Others could easily judge a Christian’s conduct as being lascivious or atheistic in conduct, even though the believer had a perfectly good conscience about what he was doing.
Paul stylistically assumed the first person here to describe doing something by his own liberty, but being condemned by another man, who viewed his actions as ungodly.
Paul used the first person to show his own will to go to such lengths to avoid false charges.
Christians do all things honestly before men and avoid looking evil (Ro 12:17; I Thess 5:22).
Christians do all things, even good things, in a way to avoid appearing evil (Rom 14:16-18).
The glory of God is in view (10:31), which is damaged by other’s condemning your liberty.
Reader, do you make sure avoid anything, even something good, which could be offensive?

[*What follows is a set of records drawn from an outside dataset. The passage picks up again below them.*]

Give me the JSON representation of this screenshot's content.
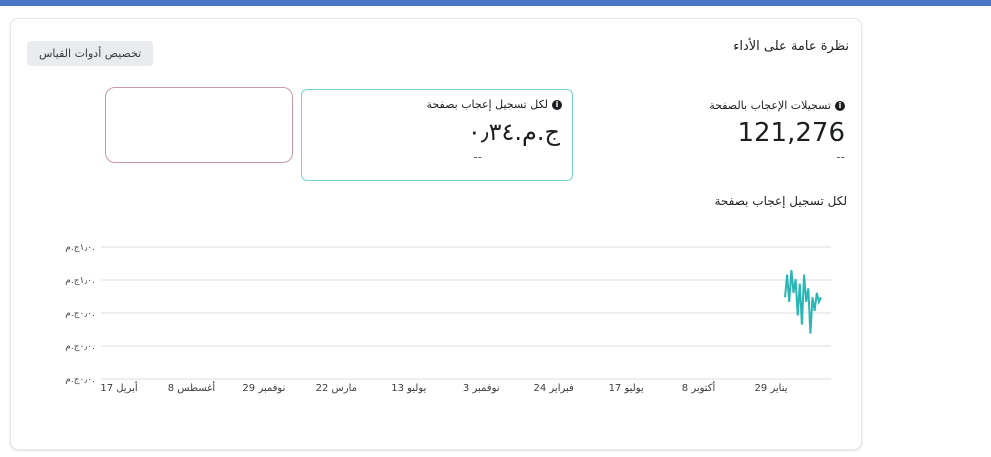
{
  "overview": {
    "title": "نظرة عامة على الأداء",
    "customize_label": "تخصيص أدوات القياس"
  },
  "metrics": {
    "page_likes": {
      "label": "تسجيلات الإعجاب بالصفحة",
      "value": "121,276",
      "compare": "--"
    },
    "cost_per_like": {
      "label": "لكل تسجيل إعجاب بصفحة",
      "value": "ج.م.‏٠٫٣٤",
      "compare": "--"
    }
  },
  "chart": {
    "title": "لكل تسجيل إعجاب بصفحة"
  },
  "chart_data": {
    "type": "line",
    "y_tick_labels": [
      "١٫٠ج.م.",
      "١٫٠ج.م.",
      "٠٫٠ج.م.",
      "٠٫٠ج.م.",
      "٠٫٠ج.م."
    ],
    "x_tick_labels": [
      "29 يناير",
      "8 أكتوبر",
      "17 يوليو",
      "24 فبراير",
      "3 نوفمبر",
      "13 يوليو",
      "22 مارس",
      "29 نوفمبر",
      "8 أغسطس",
      "17 أبريل"
    ],
    "series": [
      {
        "color": "#2bb5b5",
        "values": [
          0.9,
          1.15,
          0.85,
          1.2,
          0.95,
          1.1,
          0.7,
          1.05,
          0.6,
          1.15,
          0.85,
          1.0,
          0.5,
          0.9,
          0.75,
          0.95,
          0.85,
          0.9
        ]
      }
    ]
  }
}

10:30 Though liberty exists for a thing, we should guard against charges of evil or hypocrisy.
See the notes on the previous verse, where Paul introduced this view of others’ consciences.
Paul used the first person to show his willingness to avoid condemnation in lawful things.
Paul asked, “Why would I go ahead in a lawful thing and justify condemnation by others?”
A man, who knows he can graciously partake of meat, should not do so if it raises eyebrows.
The glory of God is our ultimate objective, which is compromised by appearing to do wrong, even if we know what we are doing is not wrong! That is how we exalt the glory of God!
10:31 The general rule applying to 8meat offered to idols and all other things is to glorify God.
This verse is located here as the explanation for 29-30, where good actions can be criticized.
The proper glory of God in our sight and in the sight of others should be our constant goal.
You can deface the glory of God by not taking into proper account the consciences of others.
All lawful things should be pursued with thanksgiving in the name of Jesus Christ (Col 3:17).
We must always seek the glory of God and His religion in His sight and the sight of men.
We must ask, “Is God Himself pleased?” “Is God glorified?” Is my conscience pure?” “Are others made weak?” and “Could others perceive evil and falsely accuse my religion?”
Reader, are you answering all these questions before doing anything questionable in public?
10:32 We should go as far as possible to avoid offending any within or without the church.
The Jews and Gentiles required different approaches, but offence to both should be avoided.
The Jews were scrupulous about minor things; and the Gentiles did not care about anything!
Then there was the church of God, where weak brothers could be tempted by most anything.
The offence here is creating stumblingblocks and a temptation for others to sin (8:9,12).
But there is also the offence of having your good conduct evilly spoken of (Rom 14:16).
Paul had already explained his varying conduct in various places to save others (9:19-22).
10:33 As opposed to offending any weak consciences, we should rather do all to edify them.
We want to do all we can to help and serve others for the conversion of as many as possible.
These are not matters of doctrine or godliness, but rather matters of liberty and indifference.
This single verse summarizes what Paul taught in detail about self-denial in liberty (9:1-27).
The burning love of your soul should be the spiritual growth and peace of men (Rom 14:17).
The matter in Corinth was primarily meat offered to idols, which was a serious problem in the early churches.
But we have other matters such as wine, television, tobacco, modesty, hobbies, speech, athletics, etc., etc.